Birmingham could become a "bootleg city" swamped by illegal drinking dens following the chaotic implementation of the Licensing Act, it has been claimed.
City councillors warned that hundreds of pubs, bars and clubs face going out of business by Christmas because managers have failed to apply for licences under the new legislation.
With a cut-off date of August 6 for applicants to be certain of having their liquor licence transferred under the new Act, only 12 per cent of premises in Birmingham have submitted the necessary paperwork.
Lawyers have warned that, given the length and complexity of the licensing paperwork, applicants risk waiting months to receive approval if forms are sent to the council after the end of August.
The Government has decided that the terms of the Act will come into force on November 24, opening up the possibility that thousands of Brummies will face a dry Christmas.
The council last night voted to ask the Government to extend the deadline for licensed premises to register.
Bruce Lines, vice-chairman of the licensing committee, said applications had been received from only 400 out of the city's 2,500 drinking establishments.
Most publicans and club owners could not understand the complicated paperwork that they were obliged to fill out and as a result were not bothering to make an application, he said.
Coun Lines (Con Bartley Green) added: "What will Christmas in Birmingham be like if the deadline is not extended? People will be on a diet of cola."
The prospect of so many bars and clubs closing down would have a serious impact on the city economy and would also lead to illegal drinking venues opening," he claimed.
Failure to extend the deadline would result in severe repercussions for licensed premises, the council and for the police who would be expected to keep the streets safe, Coun Lines claimed.
"We run a real risk that most of our licensed premises will cease to function after November 24.
"Do we really want to create a bootleg Birmingham?"
Coun Nigel Dawkins (Con Bournville) accused the Government of heavy-handedness and of forcing through the new licensing system against an unrealistic timetable.
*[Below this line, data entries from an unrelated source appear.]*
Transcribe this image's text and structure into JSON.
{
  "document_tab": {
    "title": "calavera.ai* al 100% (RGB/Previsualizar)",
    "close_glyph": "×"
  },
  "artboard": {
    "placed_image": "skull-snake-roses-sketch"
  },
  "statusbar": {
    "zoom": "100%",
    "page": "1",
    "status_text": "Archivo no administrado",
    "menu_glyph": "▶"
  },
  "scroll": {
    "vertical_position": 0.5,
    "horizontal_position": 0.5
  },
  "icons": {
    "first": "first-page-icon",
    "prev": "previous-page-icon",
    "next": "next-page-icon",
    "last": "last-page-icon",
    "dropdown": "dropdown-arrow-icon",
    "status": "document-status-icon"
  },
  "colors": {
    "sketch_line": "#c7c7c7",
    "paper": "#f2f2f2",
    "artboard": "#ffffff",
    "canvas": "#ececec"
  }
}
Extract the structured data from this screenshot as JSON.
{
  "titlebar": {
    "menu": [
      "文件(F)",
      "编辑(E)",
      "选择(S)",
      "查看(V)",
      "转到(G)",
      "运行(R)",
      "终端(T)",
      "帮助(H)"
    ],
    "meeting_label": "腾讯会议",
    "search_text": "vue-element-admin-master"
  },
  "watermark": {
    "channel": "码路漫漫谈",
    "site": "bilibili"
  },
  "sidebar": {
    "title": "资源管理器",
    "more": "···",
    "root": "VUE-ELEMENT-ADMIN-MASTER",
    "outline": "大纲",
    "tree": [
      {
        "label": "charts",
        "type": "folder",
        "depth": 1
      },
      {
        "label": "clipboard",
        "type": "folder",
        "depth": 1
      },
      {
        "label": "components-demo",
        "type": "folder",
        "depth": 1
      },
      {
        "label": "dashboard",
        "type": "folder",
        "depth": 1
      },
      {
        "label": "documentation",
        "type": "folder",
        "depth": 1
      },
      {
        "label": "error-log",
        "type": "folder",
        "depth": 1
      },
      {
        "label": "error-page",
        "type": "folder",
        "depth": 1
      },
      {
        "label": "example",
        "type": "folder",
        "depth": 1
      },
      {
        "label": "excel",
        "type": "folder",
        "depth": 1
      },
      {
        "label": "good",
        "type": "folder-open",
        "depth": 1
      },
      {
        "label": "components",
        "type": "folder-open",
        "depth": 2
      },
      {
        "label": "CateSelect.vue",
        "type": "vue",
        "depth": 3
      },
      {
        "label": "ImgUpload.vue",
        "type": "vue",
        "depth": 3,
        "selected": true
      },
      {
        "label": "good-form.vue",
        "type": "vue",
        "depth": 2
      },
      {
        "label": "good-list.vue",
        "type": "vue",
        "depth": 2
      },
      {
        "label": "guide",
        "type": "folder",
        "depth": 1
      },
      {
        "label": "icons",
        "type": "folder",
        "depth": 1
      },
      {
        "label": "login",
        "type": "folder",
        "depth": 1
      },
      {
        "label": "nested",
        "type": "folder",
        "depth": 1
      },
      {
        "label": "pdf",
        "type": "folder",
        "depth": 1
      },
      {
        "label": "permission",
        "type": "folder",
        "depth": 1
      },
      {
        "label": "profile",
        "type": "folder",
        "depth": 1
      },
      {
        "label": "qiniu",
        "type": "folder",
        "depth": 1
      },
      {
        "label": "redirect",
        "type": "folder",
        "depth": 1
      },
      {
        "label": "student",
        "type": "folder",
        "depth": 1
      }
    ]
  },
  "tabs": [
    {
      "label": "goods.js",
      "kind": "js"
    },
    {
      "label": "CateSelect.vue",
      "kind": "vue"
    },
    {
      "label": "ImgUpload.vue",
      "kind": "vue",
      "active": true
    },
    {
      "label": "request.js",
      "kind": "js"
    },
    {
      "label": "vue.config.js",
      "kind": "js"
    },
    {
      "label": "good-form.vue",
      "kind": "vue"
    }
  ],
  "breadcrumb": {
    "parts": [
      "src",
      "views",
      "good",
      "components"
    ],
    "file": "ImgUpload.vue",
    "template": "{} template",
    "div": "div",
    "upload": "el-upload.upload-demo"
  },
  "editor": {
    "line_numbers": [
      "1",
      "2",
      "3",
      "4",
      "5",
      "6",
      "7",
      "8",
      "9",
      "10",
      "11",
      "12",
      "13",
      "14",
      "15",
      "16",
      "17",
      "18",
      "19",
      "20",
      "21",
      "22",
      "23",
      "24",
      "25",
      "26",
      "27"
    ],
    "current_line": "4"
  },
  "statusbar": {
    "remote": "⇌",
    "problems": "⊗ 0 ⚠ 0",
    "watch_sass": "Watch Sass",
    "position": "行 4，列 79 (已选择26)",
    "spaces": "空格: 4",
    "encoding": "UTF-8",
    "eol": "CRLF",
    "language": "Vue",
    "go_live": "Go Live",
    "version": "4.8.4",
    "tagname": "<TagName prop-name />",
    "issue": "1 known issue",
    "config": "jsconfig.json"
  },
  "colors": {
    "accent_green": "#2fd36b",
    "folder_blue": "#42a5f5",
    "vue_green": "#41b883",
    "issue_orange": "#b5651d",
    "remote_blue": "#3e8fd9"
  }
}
It was a totally bureaucratic and complicated process.
"Decent well-run businesses are being threatened with closure because of poorly drafted legislation. There should have been a 12 to 18 month period to allow a controlled transfer," he added.